Kidney malformations represent another birth defect risk associated with the off-label use of Zofran during pregnancy. An interesting Australian research showed discomforting results about the high risk of congenital renal deformities associated with the utilization of ondansetron during the first trimester of gestation, although larger studies are still required to further investigate the issue .
The off-label use in Australia and Canada
Many women who took the antiemetic during their gestational period, later gave birth to malformed children. Among the various congenital defects, however, one of the least investigated was the renal malformation. Ondansetron off-label use is not, in fact, a problem just in the U.S., but in other countries such as Canada and Australia as well. In Canada, an investigative report published in the Toronto Star in 2014 showed alarming results that may shed some light about an underinvestigated risk of kidney defects. Twenty Canadian women who took this medication to suppress vomiting during pregnancy suffered from several serious adverse reactions. Two newborns died before childbirth, and many others suffered from kidney defects and heart malformations 3.
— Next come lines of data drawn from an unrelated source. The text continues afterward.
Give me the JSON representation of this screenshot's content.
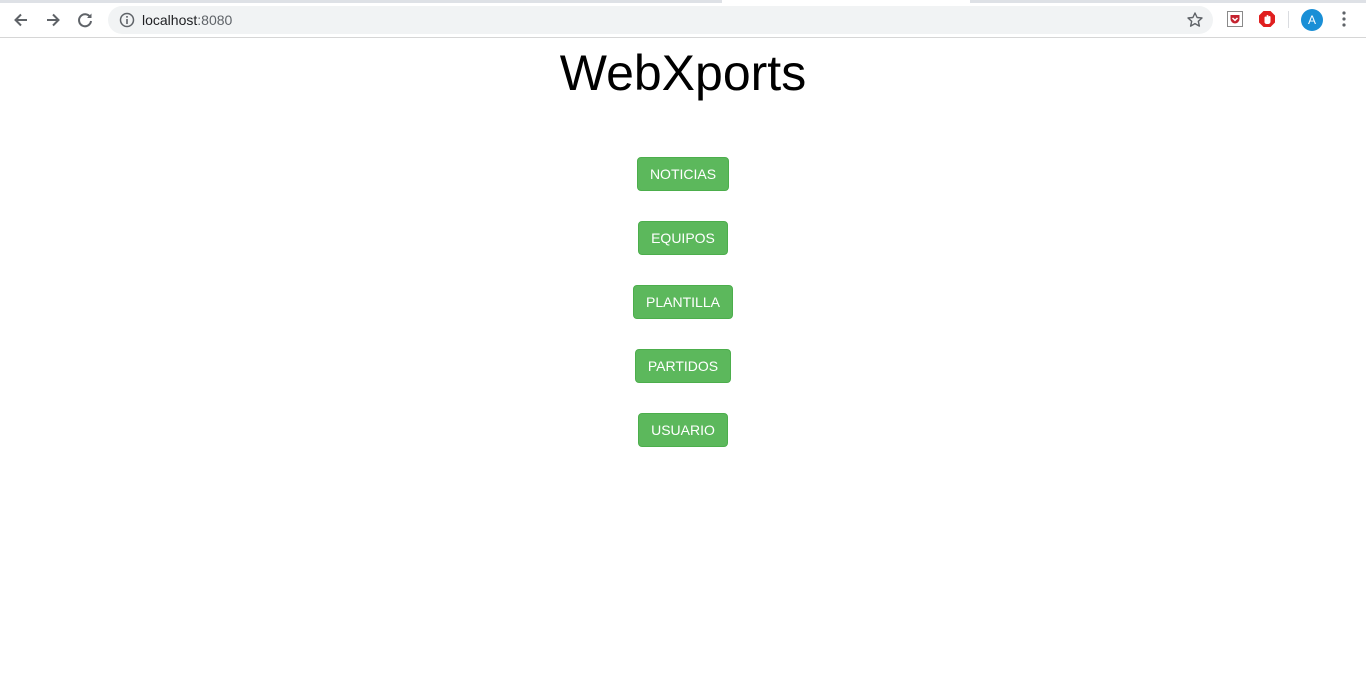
{
  "browser": {
    "url_host": "localhost",
    "url_port": ":8080",
    "profile_initial": "A",
    "icons": {
      "back": "back-arrow-icon",
      "forward": "forward-arrow-icon",
      "reload": "reload-icon",
      "info": "info-icon",
      "bookmark": "star-icon",
      "pocket": "pocket-extension-icon",
      "adblock": "adblock-extension-icon",
      "menu": "kebab-menu-icon"
    },
    "colors": {
      "avatar": "#1a8fd6",
      "adblock": "#e01f1f",
      "pocket": "#c4222e"
    }
  },
  "page": {
    "title": "WebXports",
    "buttons": [
      {
        "label": "NOTICIAS"
      },
      {
        "label": "EQUIPOS"
      },
      {
        "label": "PLANTILLA"
      },
      {
        "label": "PARTIDOS"
      },
      {
        "label": "USUARIO"
      }
    ],
    "colors": {
      "button_bg": "#5cb85c",
      "button_border": "#4cae4c",
      "button_text": "#ffffff"
    }
  }
}
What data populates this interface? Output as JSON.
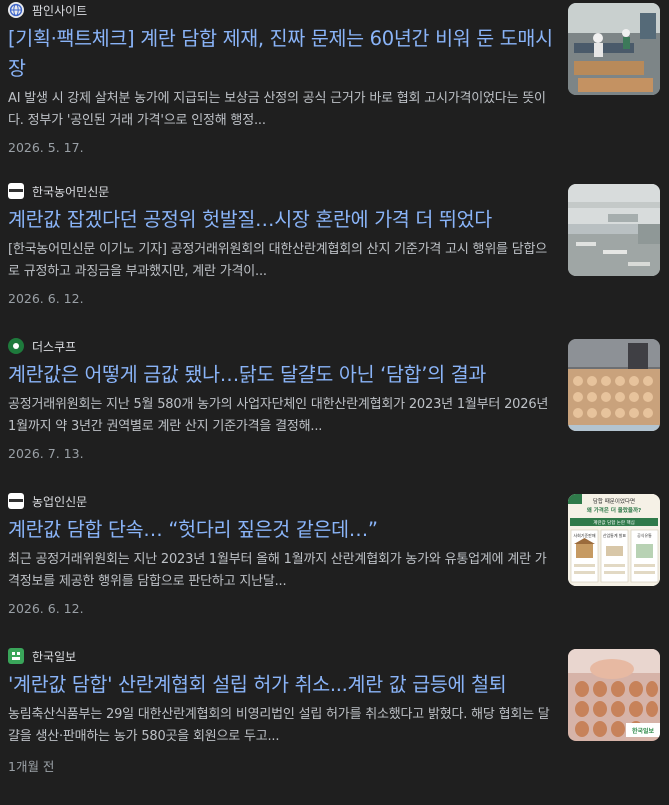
{
  "articles": [
    {
      "source": "팜인사이트",
      "title": "[기획·팩트체크] 계란 담합 제재, 진짜 문제는 60년간 비워 둔 도매시장",
      "snippet": "AI 발생 시 강제 살처분 농가에 지급되는 보상금 산정의 공식 근거가 바로 협회 고시가격이었다는 뜻이다. 정부가 '공인된 거래 가격'으로 인정해 행정...",
      "date": "2026. 5. 17.",
      "favicon_icon": "globe-icon"
    },
    {
      "source": "한국농어민신문",
      "title": "계란값 잡겠다던 공정위 헛발질…시장 혼란에 가격 더 뛰었다",
      "snippet": "[한국농어민신문 이기노 기자] 공정거래위원회의 대한산란계협회의 산지 기준가격 고시 행위를 담합으로 규정하고 과징금을 부과했지만, 계란 가격이...",
      "date": "2026. 6. 12.",
      "favicon_icon": "newspaper-icon"
    },
    {
      "source": "더스쿠프",
      "title": "계란값은 어떻게 금값 됐나…닭도 달걀도 아닌 ‘담합’의 결과",
      "snippet": "공정거래위원회는 지난 5월 580개 농가의 사업자단체인 대한산란계협회가 2023년 1월부터 2026년 1월까지 약 3년간 권역별로 계란 산지 기준가격을 결정해...",
      "date": "2026. 7. 13.",
      "favicon_icon": "scoop-icon"
    },
    {
      "source": "농업인신문",
      "title": "계란값 담합 단속… “헛다리 짚은것 같은데…”",
      "snippet": "최근 공정거래위원회는 지난 2023년 1월부터 올해 1월까지 산란계협회가 농가와 유통업계에 계란 가격정보를 제공한 행위를 담합으로 판단하고 지난달...",
      "date": "2026. 6. 12.",
      "favicon_icon": "newspaper-icon"
    },
    {
      "source": "한국일보",
      "title": "'계란값 담합' 산란계협회 설립 허가 취소...계란 값 급등에 철퇴",
      "snippet": "농림축산식품부는 29일 대한산란계협회의 비영리법인 설립 허가를 취소했다고 밝혔다. 해당 협회는 달걀을 생산·판매하는 농가 580곳을 회원으로 두고...",
      "date": "1개월 전",
      "favicon_icon": "hankook-icon"
    }
  ],
  "thumb4_text": {
    "line1": "담합 때문이었다면",
    "line2": "왜 가격은 더 올랐을까?",
    "band": "계란값 담합 논란 핵심",
    "col1": "사회기준판매",
    "col2": "산업통계 발표",
    "col3": "공식유통"
  },
  "thumb5_text": {
    "badge": "한국일보"
  },
  "colors": {
    "background": "#1f1f1f",
    "title": "#8ab4f8",
    "snippet": "#bdc1c6",
    "meta": "#9aa0a6"
  }
}
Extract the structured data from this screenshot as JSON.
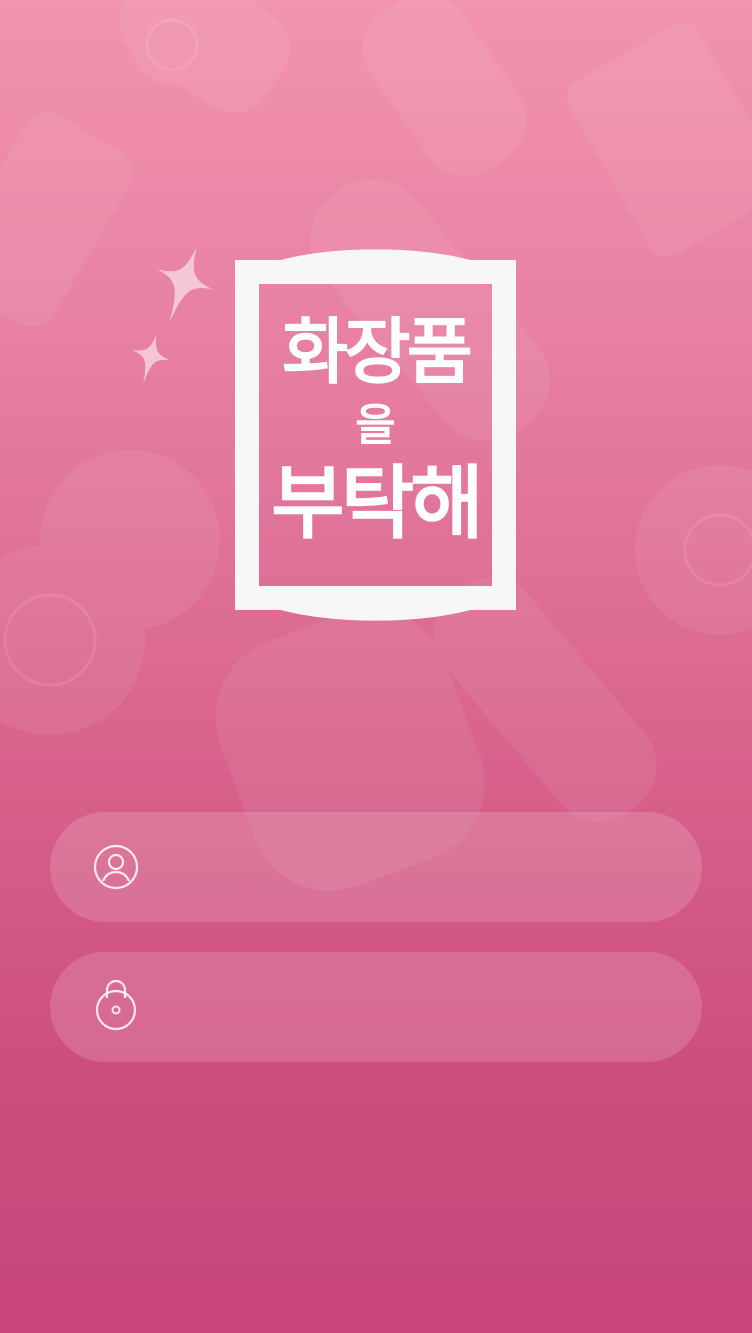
{
  "app": {
    "logo_line1": "화장품",
    "logo_line2": "을",
    "logo_line3": "부탁해"
  },
  "login": {
    "username": {
      "value": "",
      "placeholder": "",
      "icon": "user-icon"
    },
    "password": {
      "value": "",
      "placeholder": "",
      "icon": "lock-icon"
    }
  },
  "colors": {
    "gradient_top": "#f294ae",
    "gradient_bottom": "#c7457a",
    "logo_frame": "#f7f7f7"
  }
}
A recent survey performed in Australia found that ondansetron represented 75% of total prescriptions for the treatment of hyperemesis gravidarum, the most severe form of nausea and vomit during pregnancy (NVP) 4. To determine the real risks associated with this widespread use of this antiemetic for the treatment of morning sickness, a group of Australian researchers led an epidemiological study on 251 pregnant women who took it 5.
The results of the Australian study
Probably the most discomforting result showed by the study was the increased risk of stillbirth associated with the use of this medicine in expectant mothers. Women who used the antiemetic showed 1.8 times higher chance of giving birth to a dead baby, but even those children who lived after birth often suffered from other serious malformation or were just sicker than their counterparts. The newborn’s health and physical conditions are usually evaluated by a test called the “APGAR score.” APGAR is an acronym that stands for Appearance, Pulse, Grimace, Activity, and Respiration. Those five parameters are used to evaluate the infant’s condition with a score that goes from 0 to 2 (with 2 meaning a very healthy baby, and 0 a very sick one). The Australian study showed that mothers who took the drug during the first trimester of pregnancy had a two-fold change to give birth to newborns with a very low APGAR score. Findings from the study also showed a 20% increased risk of congenital anomalies, including kidney defects such as the obstructive defects of renal pelvis and ureter, and hydronephrosis.
The effects of renal malformations
The kidney malformations found in the Australian studies can seriously affect the life of a baby through his whole life if left untreated. Kidneys work as “filters” in our body by cleaning our blood from every toxic substance. These organs’ primary role is to remove all the waste from our body that is then eliminated through urines via the genitourinary tract. Any congenital abnormality that could cause a blockage within the path of urine from the kidneys to the bladder, such as an ureteral obstruction, an ureterocele or a vesicoureteral reflux, will prevent urine from being drained properly.
Excess urine is then accumulated in the kidneys or inside the ureters (the tubes that connect kidneys to bladder) causing, respectively, hydronephrosis and hydroureter. Severe forms of hydronephrosis can cause renal failure as the renal function is impaired due to the progressive atrophy of the local tissues. During pregnancy, a reduced kidney output may negatively affect the baby’s growth and proper development of his organs, especially the lungs. After the baby is born, however, an obstructive kidney defect can either cause permanent organ damage, or, at least, increase the risk for chronic and recurrent urinary tract infections (UTI) 6.
Renal malformations can be diagnosed with prenatal ultrasounds or amniocentesis. Treatment usually requires surgical removal of the blockage, and subsequent implantation of a metallic shunt inside the ureters after the baby is born. More severe cases such as complete urine blockage that prevent amniotic fluid from developing may, however, require a surgical intervention during pregnancy.
Article written by: Dr. Claudio Butticè, Pharm.D.
Last Updated: 2016/12/27